[Opening DATA section]
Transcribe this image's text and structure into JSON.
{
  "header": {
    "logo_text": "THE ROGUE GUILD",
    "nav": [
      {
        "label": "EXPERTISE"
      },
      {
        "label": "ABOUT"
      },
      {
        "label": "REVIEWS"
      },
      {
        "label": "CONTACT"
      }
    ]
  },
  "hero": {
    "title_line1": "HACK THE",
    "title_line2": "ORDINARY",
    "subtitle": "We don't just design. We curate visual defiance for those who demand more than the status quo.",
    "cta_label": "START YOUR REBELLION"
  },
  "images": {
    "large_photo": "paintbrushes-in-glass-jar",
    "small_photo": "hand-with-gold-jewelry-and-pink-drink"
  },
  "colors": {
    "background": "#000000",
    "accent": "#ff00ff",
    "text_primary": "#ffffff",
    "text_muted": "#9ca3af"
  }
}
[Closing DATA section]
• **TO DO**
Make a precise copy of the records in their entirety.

• **RESULT OF THIS EXERCISE**
Transcribe this image's text and structure into JSON.
{
  "header": {
    "logo_text": "THE ROGUE GUILD",
    "nav": [
      {
        "label": "EXPERTISE"
      },
      {
        "label": "ABOUT"
      },
      {
        "label": "REVIEWS"
      },
      {
        "label": "CONTACT"
      }
    ]
  },
  "hero": {
    "title_line1": "HACK THE",
    "title_line2": "ORDINARY",
    "subtitle": "We don't just design. We curate visual defiance for those who demand more than the status quo.",
    "cta_label": "START YOUR REBELLION"
  },
  "images": {
    "large_photo": "paintbrushes-in-glass-jar",
    "small_photo": "hand-with-gold-jewelry-and-pink-drink"
  },
  "colors": {
    "background": "#000000",
    "accent": "#ff00ff",
    "text_primary": "#ffffff",
    "text_muted": "#9ca3af"
  }
}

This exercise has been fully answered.